SpaceX Unveils Massive Starship Prototype Design

SpaceX Unveils Massive Starship Prototype Design

It seems that SpaceX wasn’t kidding about sending humans to the moon and eventually Mars.

On Saturday, CEO Elon Musk presented new details about the company’s gigantic Starship rocket at the company’s test site in Boca Chica, Texas. Looming behind him: the now-completed 165-foot Starship MK1 prototype, which has been in construction for months now and which the company plans to test later this year.

“This thing is going to take off, fly to 65,000 feet — about 20 kilometers — and come back and land in about one to two months,” Musk said at the event. “So that giant thing, it’s really going be pretty epic to see that thing take off and come back.”

The prototype features three next-gen reusable Raptor engines and a total of four fins, seemingly powered by Tesla battery packs. With fuel, the entire rig will weigh about 1,400 tons.

Together with its Super Heavy booster, it could end up becoming — by far — the most powerful rocket in the world. Just one Raptor engine produces twice the thrust of the rockets SpaceX uses for its Falcon 9 rockets. According to Musk, it will produce twice as much thrust as the next most powerful rocket in history, NASA’s retired Saturn V rocket that launched the Apollo missions.

Rather than having the boosters land on pads, like SpaceX’s Falcon 9 rockets, Starship will right itself after descending belly first through the atmosphere.

“It’s much more akin to a skydiver,” Musk said at the event. “It will look totally nuts to see that thing land.”

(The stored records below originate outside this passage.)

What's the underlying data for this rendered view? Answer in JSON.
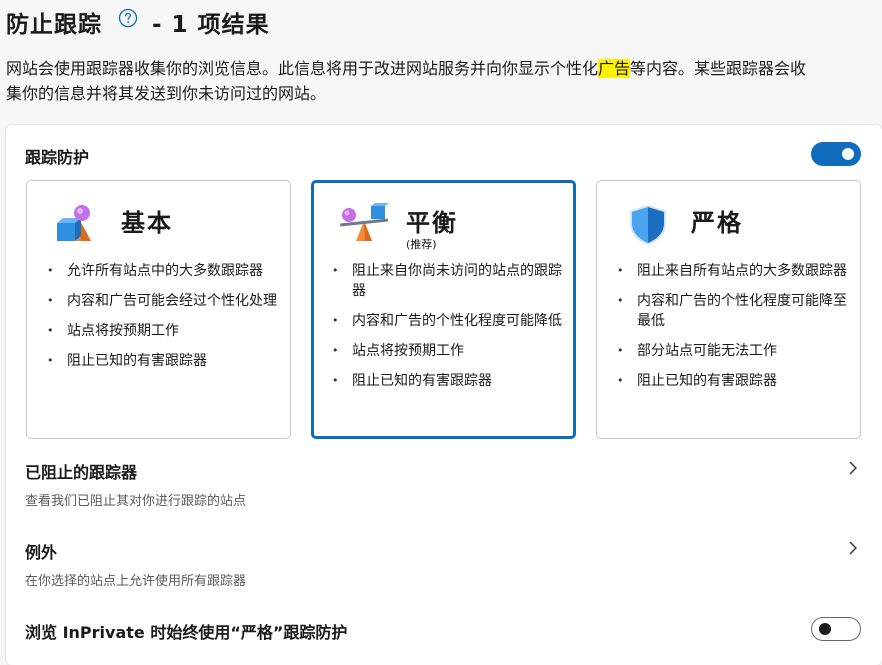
{
  "header": {
    "title": "防止跟踪",
    "results": "- 1 项结果"
  },
  "description": {
    "part1": "网站会使用跟踪器收集你的浏览信息。此信息将用于改进网站服务并向你显示个性化",
    "highlight": "广告",
    "part2": "等内容。某些跟踪器会收",
    "line2": "集你的信息并将其发送到你未访问过的网站。"
  },
  "tracking_prevention": {
    "label": "跟踪防护",
    "enabled": true
  },
  "cards": [
    {
      "title": "基本",
      "subtitle": "",
      "icon": "shapes-icon",
      "selected": false,
      "bullets": [
        "允许所有站点中的大多数跟踪器",
        "内容和广告可能会经过个性化处理",
        "站点将按预期工作",
        "阻止已知的有害跟踪器"
      ]
    },
    {
      "title": "平衡",
      "subtitle": "(推荐)",
      "icon": "scale-icon",
      "selected": true,
      "bullets": [
        "阻止来自你尚未访问的站点的跟踪器",
        "内容和广告的个性化程度可能降低",
        "站点将按预期工作",
        "阻止已知的有害跟踪器"
      ]
    },
    {
      "title": "严格",
      "subtitle": "",
      "icon": "shield-icon",
      "selected": false,
      "bullets": [
        "阻止来自所有站点的大多数跟踪器",
        "内容和广告的个性化程度可能降至最低",
        "部分站点可能无法工作",
        "阻止已知的有害跟踪器"
      ]
    }
  ],
  "blocked_trackers": {
    "title": "已阻止的跟踪器",
    "desc": "查看我们已阻止其对你进行跟踪的站点"
  },
  "exceptions": {
    "title": "例外",
    "desc": "在你选择的站点上允许使用所有跟踪器"
  },
  "inprivate": {
    "label": "浏览 InPrivate 时始终使用“严格”跟踪防护",
    "enabled": false
  },
  "colors": {
    "accent": "#0f6cbd",
    "highlight": "#fff200"
  }
}
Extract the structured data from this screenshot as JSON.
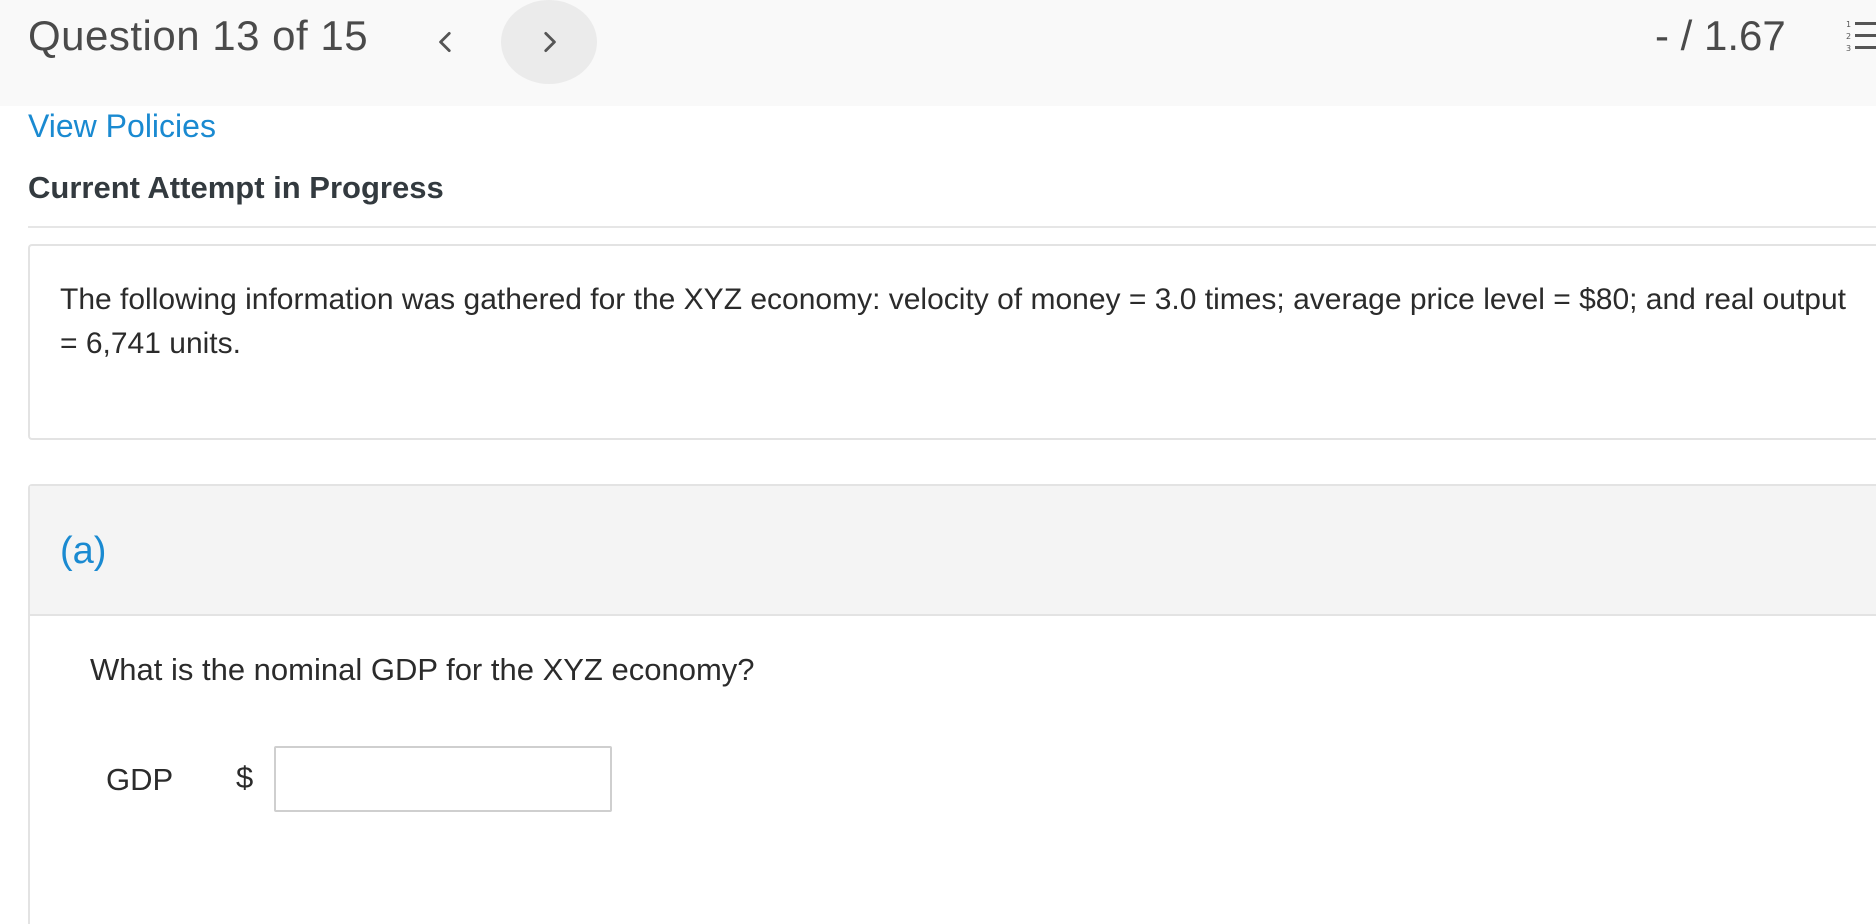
{
  "header": {
    "question_counter": "Question 13 of 15",
    "score": "- / 1.67",
    "prev_icon": "chevron-left-icon",
    "next_icon": "chevron-right-icon",
    "list_icon": "numbered-list-icon"
  },
  "policies_link": "View Policies",
  "attempt_status": "Current Attempt in Progress",
  "problem": {
    "text": "The following information was gathered for the XYZ economy: velocity of money = 3.0 times; average price level = $80; and real output = 6,741 units."
  },
  "part_a": {
    "label": "(a)",
    "question": "What is the nominal GDP for the XYZ economy?",
    "field_label": "GDP",
    "currency_symbol": "$",
    "input_value": ""
  },
  "colors": {
    "link_blue": "#1a8ad1",
    "header_bg": "#f9f9f9",
    "part_header_bg": "#f4f4f4"
  }
}
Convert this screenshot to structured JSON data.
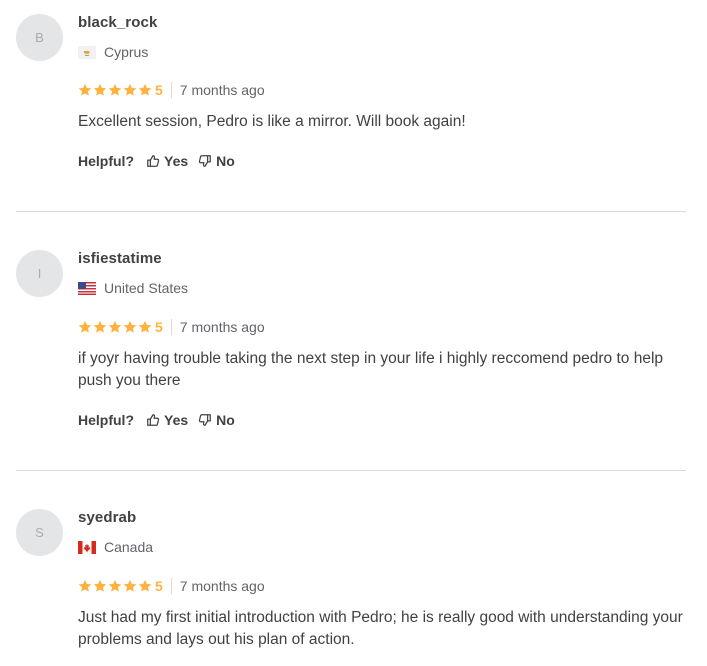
{
  "reviews": [
    {
      "avatar_initial": "B",
      "username": "black_rock",
      "country": "Cyprus",
      "flag": "cyprus-flag",
      "rating": "5",
      "time_ago": "7 months ago",
      "text": "Excellent session, Pedro is like a mirror. Will book again!",
      "helpful_label": "Helpful?",
      "yes_label": "Yes",
      "no_label": "No"
    },
    {
      "avatar_initial": "I",
      "username": "isfiestatime",
      "country": "United States",
      "flag": "us-flag",
      "rating": "5",
      "time_ago": "7 months ago",
      "text": "if yoyr having trouble taking the next step in your life i highly reccomend pedro to help push you there",
      "helpful_label": "Helpful?",
      "yes_label": "Yes",
      "no_label": "No"
    },
    {
      "avatar_initial": "S",
      "username": "syedrab",
      "country": "Canada",
      "flag": "canada-flag",
      "rating": "5",
      "time_ago": "7 months ago",
      "text": "Just had my first initial introduction with Pedro; he is really good with understanding your problems and lays out his plan of action."
    }
  ],
  "colors": {
    "star": "#ffb33e",
    "text": "#404145",
    "muted": "#62646a",
    "divider": "#dadbdd",
    "avatar_bg": "#e4e5e7"
  }
}
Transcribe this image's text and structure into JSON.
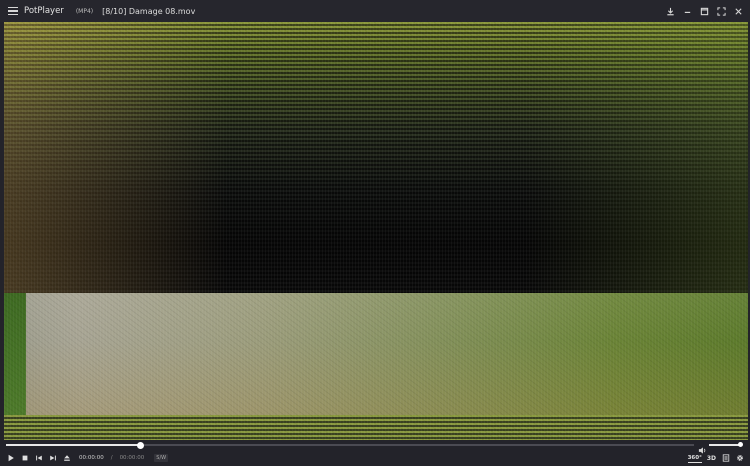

SpaceX is also making a few changes regarding where it makes the Starship rockets. The company noted that it will shift some of its Starship prototype production to Boca Chica, Texas, rather than the Port of Los Angeles as originally planned. However, development and some manufacturing of Starship and the Raptor engines will still be done out of SpaceX’s headquarters in Hawthorne, California. Musk said the company chose to build the prototypes locally in Texas because they were too big to move across the country easily.